▶ _Exercise directions_: The full set of entries, reproduced exactly, is the expected answer.
════════════════════
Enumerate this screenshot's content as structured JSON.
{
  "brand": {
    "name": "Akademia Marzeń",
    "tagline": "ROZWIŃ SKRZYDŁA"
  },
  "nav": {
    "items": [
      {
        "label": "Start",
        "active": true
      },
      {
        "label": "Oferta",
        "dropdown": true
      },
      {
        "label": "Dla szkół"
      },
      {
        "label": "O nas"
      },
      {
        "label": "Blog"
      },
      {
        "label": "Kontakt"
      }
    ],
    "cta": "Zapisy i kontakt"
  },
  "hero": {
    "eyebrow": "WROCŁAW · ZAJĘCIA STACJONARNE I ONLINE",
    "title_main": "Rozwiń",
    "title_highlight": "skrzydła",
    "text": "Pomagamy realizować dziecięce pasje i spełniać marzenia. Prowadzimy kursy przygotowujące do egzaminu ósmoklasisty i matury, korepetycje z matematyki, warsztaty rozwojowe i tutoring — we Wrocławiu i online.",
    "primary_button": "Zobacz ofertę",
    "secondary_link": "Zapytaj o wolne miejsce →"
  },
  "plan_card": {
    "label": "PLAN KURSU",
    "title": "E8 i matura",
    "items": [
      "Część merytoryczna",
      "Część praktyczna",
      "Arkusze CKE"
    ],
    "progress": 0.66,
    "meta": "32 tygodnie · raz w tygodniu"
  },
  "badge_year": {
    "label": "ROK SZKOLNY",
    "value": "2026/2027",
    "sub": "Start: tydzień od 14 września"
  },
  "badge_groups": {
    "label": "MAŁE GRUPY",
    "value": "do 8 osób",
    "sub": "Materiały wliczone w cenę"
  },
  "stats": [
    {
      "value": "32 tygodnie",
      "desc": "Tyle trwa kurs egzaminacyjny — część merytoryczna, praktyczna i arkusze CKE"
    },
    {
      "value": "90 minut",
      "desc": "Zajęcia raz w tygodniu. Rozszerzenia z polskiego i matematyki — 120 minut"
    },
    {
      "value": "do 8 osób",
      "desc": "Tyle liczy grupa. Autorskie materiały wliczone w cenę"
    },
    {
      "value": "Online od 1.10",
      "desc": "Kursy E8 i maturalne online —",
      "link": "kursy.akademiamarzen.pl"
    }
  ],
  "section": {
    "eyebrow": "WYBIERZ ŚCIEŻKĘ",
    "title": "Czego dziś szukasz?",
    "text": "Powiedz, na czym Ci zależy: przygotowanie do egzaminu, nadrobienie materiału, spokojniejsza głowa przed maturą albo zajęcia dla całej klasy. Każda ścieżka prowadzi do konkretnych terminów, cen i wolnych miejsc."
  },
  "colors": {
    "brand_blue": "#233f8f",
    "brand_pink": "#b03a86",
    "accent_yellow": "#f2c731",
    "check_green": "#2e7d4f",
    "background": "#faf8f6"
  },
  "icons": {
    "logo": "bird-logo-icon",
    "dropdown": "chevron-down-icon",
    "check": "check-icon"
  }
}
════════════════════
▶ _Result for this task_:
Enumerate this screenshot's content as structured JSON.
{
  "brand": {
    "name": "Akademia Marzeń",
    "tagline": "ROZWIŃ SKRZYDŁA"
  },
  "nav": {
    "items": [
      {
        "label": "Start",
        "active": true
      },
      {
        "label": "Oferta",
        "dropdown": true
      },
      {
        "label": "Dla szkół"
      },
      {
        "label": "O nas"
      },
      {
        "label": "Blog"
      },
      {
        "label": "Kontakt"
      }
    ],
    "cta": "Zapisy i kontakt"
  },
  "hero": {
    "eyebrow": "WROCŁAW · ZAJĘCIA STACJONARNE I ONLINE",
    "title_main": "Rozwiń",
    "title_highlight": "skrzydła",
    "text": "Pomagamy realizować dziecięce pasje i spełniać marzenia. Prowadzimy kursy przygotowujące do egzaminu ósmoklasisty i matury, korepetycje z matematyki, warsztaty rozwojowe i tutoring — we Wrocławiu i online.",
    "primary_button": "Zobacz ofertę",
    "secondary_link": "Zapytaj o wolne miejsce →"
  },
  "plan_card": {
    "label": "PLAN KURSU",
    "title": "E8 i matura",
    "items": [
      "Część merytoryczna",
      "Część praktyczna",
      "Arkusze CKE"
    ],
    "progress": 0.66,
    "meta": "32 tygodnie · raz w tygodniu"
  },
  "badge_year": {
    "label": "ROK SZKOLNY",
    "value": "2026/2027",
    "sub": "Start: tydzień od 14 września"
  },
  "badge_groups": {
    "label": "MAŁE GRUPY",
    "value": "do 8 osób",
    "sub": "Materiały wliczone w cenę"
  },
  "stats": [
    {
      "value": "32 tygodnie",
      "desc": "Tyle trwa kurs egzaminacyjny — część merytoryczna, praktyczna i arkusze CKE"
    },
    {
      "value": "90 minut",
      "desc": "Zajęcia raz w tygodniu. Rozszerzenia z polskiego i matematyki — 120 minut"
    },
    {
      "value": "do 8 osób",
      "desc": "Tyle liczy grupa. Autorskie materiały wliczone w cenę"
    },
    {
      "value": "Online od 1.10",
      "desc": "Kursy E8 i maturalne online —",
      "link": "kursy.akademiamarzen.pl"
    }
  ],
  "section": {
    "eyebrow": "WYBIERZ ŚCIEŻKĘ",
    "title": "Czego dziś szukasz?",
    "text": "Powiedz, na czym Ci zależy: przygotowanie do egzaminu, nadrobienie materiału, spokojniejsza głowa przed maturą albo zajęcia dla całej klasy. Każda ścieżka prowadzi do konkretnych terminów, cen i wolnych miejsc."
  },
  "colors": {
    "brand_blue": "#233f8f",
    "brand_pink": "#b03a86",
    "accent_yellow": "#f2c731",
    "check_green": "#2e7d4f",
    "background": "#faf8f6"
  },
  "icons": {
    "logo": "bird-logo-icon",
    "dropdown": "chevron-down-icon",
    "check": "check-icon"
  }
}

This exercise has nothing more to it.